EXERCISE PROMPT: Return every record exactly as it appears. Leave nothing out.

[[ DATASET ENTRIES, beginning ]]

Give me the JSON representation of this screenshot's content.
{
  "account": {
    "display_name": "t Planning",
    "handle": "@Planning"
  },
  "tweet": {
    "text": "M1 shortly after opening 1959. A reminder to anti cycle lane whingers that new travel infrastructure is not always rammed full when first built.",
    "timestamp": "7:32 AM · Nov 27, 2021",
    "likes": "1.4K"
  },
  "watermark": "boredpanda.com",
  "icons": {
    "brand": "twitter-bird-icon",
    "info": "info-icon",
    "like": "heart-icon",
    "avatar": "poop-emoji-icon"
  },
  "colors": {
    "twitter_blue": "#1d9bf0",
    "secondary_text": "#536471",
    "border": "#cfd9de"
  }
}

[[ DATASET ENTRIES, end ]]

SOLUTION TO THE PROBLEM:
Give me the JSON representation of this screenshot's content.
{
  "account": {
    "display_name": "t Planning",
    "handle": "@Planning"
  },
  "tweet": {
    "text": "M1 shortly after opening 1959. A reminder to anti cycle lane whingers that new travel infrastructure is not always rammed full when first built.",
    "timestamp": "7:32 AM · Nov 27, 2021",
    "likes": "1.4K"
  },
  "watermark": "boredpanda.com",
  "icons": {
    "brand": "twitter-bird-icon",
    "info": "info-icon",
    "like": "heart-icon",
    "avatar": "poop-emoji-icon"
  },
  "colors": {
    "twitter_blue": "#1d9bf0",
    "secondary_text": "#536471",
    "border": "#cfd9de"
  }
}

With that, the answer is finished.